By Chandler Walter, Assistant Editor
José Fernandez was a Cuban American Major League Baseball player who pitched for the Miami Marlins. Fernandez had only started his baseball career, having been drafted by the Marlins in 2011 in the first round. He went on to make his MLB debut in the 2013 season on April 7.
From the start, it was obvious that the young pitcher had talent. He won the National League Rookie of the Year Award after the season’s end, and claimed the Rookie of the Month Award in both July and August of that year. By the end of his short career, Fernandez’s win–loss record was 38–17, which was one of the best among all pitchers his age.
However, Fernandez’s road to the big show was not an easy one. Born in Cuba, the young man tried and failed to defect three times before finally succeeding on the fourth attempt at age 15. As a result, most of his young adolescence was spent in and out of the Cuban jail. To top it all off, during his fourth attempt, his mother fell out of the boat they were leaving on, and he risked everything to jump in and save her. Eventually, he found his way to Mexico, and on April 5, 2008, he made his fateful journey to Tampa, Florida.
In 2013, the Marlins arranged to have Fernandez’s grandmother—who was a large inspiration to his baseball career, and unfortunately stuck in Cuba, as far as he knew—come to visit him the day before he was awarded the National League Rookie of the Year Award. Olga Fernandez Romero arrived while José was speaking in an interview, and the smile that the young pitcher had on his face lit up the room.
Even going under the knife could not put a damper on Fernandez, as he underwent Tommy John Surgery (ulnar collateral ligament reconstruction) in 2014, and was back to sliding his curveballs past bats and over the plate in the 2015 season, on July 2. That game he managed six strikeouts in six innings, and a homerun to boot. Fernandez told mlb.com: “I almost teared up before I threw my first pitch.” As it turned out, his mother and grandmother were there watching him play in his first game back after the surgery. “It was an experience I never had before. I’m thankful I got another chance to be on the mound.”
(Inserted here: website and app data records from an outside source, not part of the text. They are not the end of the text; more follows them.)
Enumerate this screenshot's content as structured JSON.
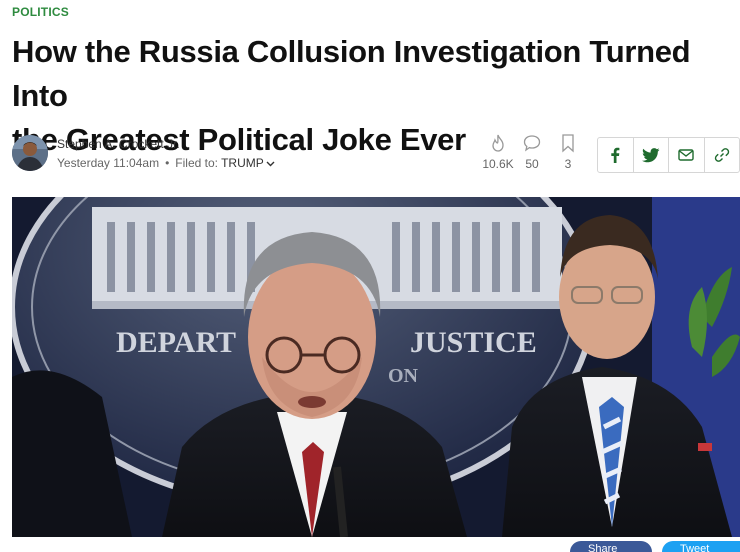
{
  "article": {
    "category": "POLITICS",
    "headline_line1": "How the Russia Collusion Investigation Turned Into",
    "headline_line2": "the Greatest Political Joke Ever",
    "author": "Stephen A. Crockett Jr.",
    "timestamp": "Yesterday 11:04am",
    "filed_prefix": "Filed to:",
    "filed_tag": "TRUMP"
  },
  "stats": {
    "views": "10.6K",
    "comments": "50",
    "saves": "3"
  },
  "share": {
    "buttons": [
      "facebook-icon",
      "twitter-icon",
      "email-icon",
      "link-icon"
    ]
  },
  "hero": {
    "podium_text_left": "DEPART",
    "podium_text_right": "JUSTICE",
    "podium_text_sub": "ON"
  },
  "bottom": {
    "fb_label": "Share",
    "tw_label": "Tweet"
  },
  "colors": {
    "category": "#2e8b3f",
    "share_icons": "#1f6b2e",
    "facebook": "#3b5998",
    "twitter": "#1da1f2"
  }
}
2016 was perhaps Fernandez’s best year. He started in a team-leading 29 games, racking up 16 wins and 8 losses. His 2.86 ERA was enough to put him in the top 10 pitchers in the league. This year, he was also one of the best strikeout pitchers in the league. He struck out a crazy 253 batters, and led the league in strikeouts per 9 innings. His effort had him in the discussion for this year’s NL Cy Young Award (awarded to the best pitcher in the MLB), and it wouldn’t be a surprise if he was posthumously awarded the honor.
Fernandez died late this September in a boating accident in Miami, at the age of 24. He leaves behind a girlfriend with an unborn child, a retired number 16, an eternal legacy in the city of Miami, and a smile that will not soon be forgotten.